We re-financed our mortgage once during this craze, we were stupid not to take advantage of lower interest rates. We took our 30-year fixed-rate mortgage and re-financed it to a 15-year mortgage! Our neighbors/peers took out new 30-year mortgages and used the cash to do something temporary. We looked at them in astonishment as they turned 50 with new 30-year mortgages and we're turning 30 with new 15-year mortgages. The decisions other people were making was un-thinkable to us at the time.

Which brings us to today... While we watched our friends & peers, both educated and uneducated, make choices over the past decade we sat back and observed. Now that we have a "housing crisis" we read each new story of how the banks took advantage of people, that the government wasn't watching our back, who should go to jail and what are they going to to "for me" mentality. I sit back and ask myself why?

Why should anyone do anything? Why can't we simply require people to manage their own finances? I know our community college in MI offered free 1-day courses/lectures on understanding mortgages and borrowing. This stuff is out there. We choose rather to believe others have our best interests in mind when we make a financial decision.

I want to leave with one thing - these cash-out-refinancers, the no-money-down borrowers and the poor-credit sub-prime borrowers - those people are the reason why houses got so expensive in the first place. They're the reason my house cost so freaking darned much! If I have a beef with anyone, it's them, not the banks! Because some half-employed doofus down the street was able to obtain a loan for $500,000 to buy a house and he was willing to plop that money down in my neighborhood meant that I had to bid "against" him to buy the house that I want to buy.

He only wanted to buy a 3-bedroom house with 1.5 baths and since the bank lent him $500,000 to buy it, he spent that much money on the house down the street from me. That means the guy selling me the 4-bedroom with 3 baths and granite counter tops expects much more for the house I want to buy and I end up paying much more for my housing.

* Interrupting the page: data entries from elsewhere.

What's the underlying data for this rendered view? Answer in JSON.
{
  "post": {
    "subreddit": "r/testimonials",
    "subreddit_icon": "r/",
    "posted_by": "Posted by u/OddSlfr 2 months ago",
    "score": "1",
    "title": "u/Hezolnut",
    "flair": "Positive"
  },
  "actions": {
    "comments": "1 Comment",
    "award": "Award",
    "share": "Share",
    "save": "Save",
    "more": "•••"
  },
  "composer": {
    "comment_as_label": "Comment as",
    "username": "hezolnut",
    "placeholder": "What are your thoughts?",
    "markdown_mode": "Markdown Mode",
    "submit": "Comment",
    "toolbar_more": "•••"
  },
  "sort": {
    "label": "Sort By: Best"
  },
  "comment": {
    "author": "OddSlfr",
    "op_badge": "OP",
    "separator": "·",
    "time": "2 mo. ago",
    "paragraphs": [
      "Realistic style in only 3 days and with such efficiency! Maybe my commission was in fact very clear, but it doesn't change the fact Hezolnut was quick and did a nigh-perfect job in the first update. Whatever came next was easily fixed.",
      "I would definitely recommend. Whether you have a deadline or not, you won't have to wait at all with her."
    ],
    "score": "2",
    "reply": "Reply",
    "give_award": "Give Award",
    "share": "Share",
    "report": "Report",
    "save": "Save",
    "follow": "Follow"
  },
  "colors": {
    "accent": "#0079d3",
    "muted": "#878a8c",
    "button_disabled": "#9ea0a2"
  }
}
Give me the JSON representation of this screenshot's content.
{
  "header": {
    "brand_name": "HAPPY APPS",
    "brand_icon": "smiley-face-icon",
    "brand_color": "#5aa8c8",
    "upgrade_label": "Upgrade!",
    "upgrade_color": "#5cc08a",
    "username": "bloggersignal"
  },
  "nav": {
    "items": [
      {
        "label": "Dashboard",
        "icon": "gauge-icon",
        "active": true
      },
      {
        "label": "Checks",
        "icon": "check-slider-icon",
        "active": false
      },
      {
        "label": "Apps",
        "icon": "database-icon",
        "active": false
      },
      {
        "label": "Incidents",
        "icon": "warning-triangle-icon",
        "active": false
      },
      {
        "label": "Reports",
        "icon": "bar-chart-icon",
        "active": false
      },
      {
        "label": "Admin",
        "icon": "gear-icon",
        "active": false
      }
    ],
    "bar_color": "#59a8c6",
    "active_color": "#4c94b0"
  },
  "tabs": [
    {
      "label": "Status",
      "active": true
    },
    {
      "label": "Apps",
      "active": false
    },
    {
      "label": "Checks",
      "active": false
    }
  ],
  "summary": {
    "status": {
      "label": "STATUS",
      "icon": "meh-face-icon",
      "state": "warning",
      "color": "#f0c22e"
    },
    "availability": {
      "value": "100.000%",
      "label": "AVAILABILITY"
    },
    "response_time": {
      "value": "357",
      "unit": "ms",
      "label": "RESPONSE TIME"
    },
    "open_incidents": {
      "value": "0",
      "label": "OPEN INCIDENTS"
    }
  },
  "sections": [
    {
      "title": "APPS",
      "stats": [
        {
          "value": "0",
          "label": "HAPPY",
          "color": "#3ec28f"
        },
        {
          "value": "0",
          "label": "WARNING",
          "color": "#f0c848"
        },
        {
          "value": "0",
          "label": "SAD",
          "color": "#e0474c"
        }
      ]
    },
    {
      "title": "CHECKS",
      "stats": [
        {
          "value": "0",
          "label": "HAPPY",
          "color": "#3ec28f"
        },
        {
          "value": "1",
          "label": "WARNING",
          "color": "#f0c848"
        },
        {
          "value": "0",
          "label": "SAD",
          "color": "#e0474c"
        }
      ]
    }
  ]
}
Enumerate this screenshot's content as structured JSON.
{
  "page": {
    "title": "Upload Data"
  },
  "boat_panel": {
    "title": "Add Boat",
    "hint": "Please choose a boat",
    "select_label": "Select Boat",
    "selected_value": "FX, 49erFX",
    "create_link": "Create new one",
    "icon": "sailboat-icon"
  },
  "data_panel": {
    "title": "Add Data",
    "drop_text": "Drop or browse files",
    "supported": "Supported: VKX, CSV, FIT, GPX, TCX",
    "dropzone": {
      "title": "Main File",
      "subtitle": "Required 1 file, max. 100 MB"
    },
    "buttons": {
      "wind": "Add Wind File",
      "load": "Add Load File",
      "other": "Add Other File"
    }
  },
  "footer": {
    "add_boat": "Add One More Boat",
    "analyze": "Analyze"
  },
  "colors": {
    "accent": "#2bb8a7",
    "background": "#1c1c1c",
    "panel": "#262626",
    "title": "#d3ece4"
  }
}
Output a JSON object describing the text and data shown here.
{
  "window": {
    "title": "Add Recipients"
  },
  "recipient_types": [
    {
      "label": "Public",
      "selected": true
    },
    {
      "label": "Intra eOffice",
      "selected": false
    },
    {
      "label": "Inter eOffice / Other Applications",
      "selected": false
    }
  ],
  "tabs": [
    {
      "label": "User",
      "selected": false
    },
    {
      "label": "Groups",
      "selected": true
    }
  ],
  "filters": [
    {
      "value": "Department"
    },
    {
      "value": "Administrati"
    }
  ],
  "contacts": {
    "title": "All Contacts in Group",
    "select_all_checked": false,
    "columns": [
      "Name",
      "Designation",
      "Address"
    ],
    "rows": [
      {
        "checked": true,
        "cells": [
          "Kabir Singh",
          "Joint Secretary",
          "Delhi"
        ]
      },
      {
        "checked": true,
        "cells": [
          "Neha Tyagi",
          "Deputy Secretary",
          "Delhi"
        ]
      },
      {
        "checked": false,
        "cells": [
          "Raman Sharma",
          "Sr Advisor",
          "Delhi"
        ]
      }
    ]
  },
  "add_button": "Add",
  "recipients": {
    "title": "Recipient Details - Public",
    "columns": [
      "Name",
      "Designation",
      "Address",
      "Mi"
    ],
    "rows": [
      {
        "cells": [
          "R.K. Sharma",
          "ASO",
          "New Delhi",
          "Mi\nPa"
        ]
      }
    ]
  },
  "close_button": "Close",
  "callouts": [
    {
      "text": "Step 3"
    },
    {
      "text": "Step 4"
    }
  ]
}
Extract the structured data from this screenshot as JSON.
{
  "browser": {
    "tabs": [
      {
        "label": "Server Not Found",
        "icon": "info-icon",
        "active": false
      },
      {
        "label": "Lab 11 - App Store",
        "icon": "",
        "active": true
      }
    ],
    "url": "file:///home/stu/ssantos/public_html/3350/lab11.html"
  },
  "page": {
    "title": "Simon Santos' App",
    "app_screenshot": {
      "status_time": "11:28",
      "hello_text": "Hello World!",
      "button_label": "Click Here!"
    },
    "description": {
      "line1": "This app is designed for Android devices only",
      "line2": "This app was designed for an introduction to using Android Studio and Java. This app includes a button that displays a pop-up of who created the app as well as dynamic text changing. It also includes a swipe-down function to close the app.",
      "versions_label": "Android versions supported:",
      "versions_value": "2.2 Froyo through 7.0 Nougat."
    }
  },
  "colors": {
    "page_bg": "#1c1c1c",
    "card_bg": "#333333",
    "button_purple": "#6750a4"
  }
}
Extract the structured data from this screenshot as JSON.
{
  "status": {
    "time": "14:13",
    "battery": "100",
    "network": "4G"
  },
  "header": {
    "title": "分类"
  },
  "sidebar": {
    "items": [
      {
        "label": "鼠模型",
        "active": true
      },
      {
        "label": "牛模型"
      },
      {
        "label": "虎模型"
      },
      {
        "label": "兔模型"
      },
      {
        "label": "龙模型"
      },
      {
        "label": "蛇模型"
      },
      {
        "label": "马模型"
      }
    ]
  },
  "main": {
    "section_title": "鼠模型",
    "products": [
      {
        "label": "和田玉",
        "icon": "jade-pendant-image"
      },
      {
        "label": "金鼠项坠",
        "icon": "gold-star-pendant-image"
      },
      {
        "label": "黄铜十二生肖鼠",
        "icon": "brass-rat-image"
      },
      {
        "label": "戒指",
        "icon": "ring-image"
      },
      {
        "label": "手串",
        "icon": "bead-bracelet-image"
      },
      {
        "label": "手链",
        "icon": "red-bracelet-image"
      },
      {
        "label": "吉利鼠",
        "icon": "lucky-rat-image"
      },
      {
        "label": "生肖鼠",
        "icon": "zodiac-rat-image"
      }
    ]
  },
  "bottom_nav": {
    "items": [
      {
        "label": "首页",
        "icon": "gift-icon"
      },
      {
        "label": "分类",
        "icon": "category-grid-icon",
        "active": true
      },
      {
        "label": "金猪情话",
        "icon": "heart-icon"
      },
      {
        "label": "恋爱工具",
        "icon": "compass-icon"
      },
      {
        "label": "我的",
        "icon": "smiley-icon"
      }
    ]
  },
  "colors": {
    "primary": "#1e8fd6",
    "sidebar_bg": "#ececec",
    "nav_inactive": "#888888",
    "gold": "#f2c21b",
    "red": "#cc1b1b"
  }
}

In my honest opinion, it's the people who had access to this loose credit who are responsible for the housing "boom" we experienced over the past decade. It was a false boom - it was built on people paying over and above the actual value of real estate simply because they had the money, rather than the property being 'worth' that much. This bubble-up effect meant all housing stock appreciated. That meant I had to pay more for my house.

So yeah, I'm mad. I'm mad because of this housing crisis. I want credit tightened. I want people to rent for a few years like we did. I want people to purchase responsibly and within their means. If this happens, all prices will return to their normal and natural state. We've gone through 25 years of "keeping up with the Jones'" and it's about time we stop doing things just to keep and do things within our means!

Photo Credit: Flickr user pierre_pouliquin (photo)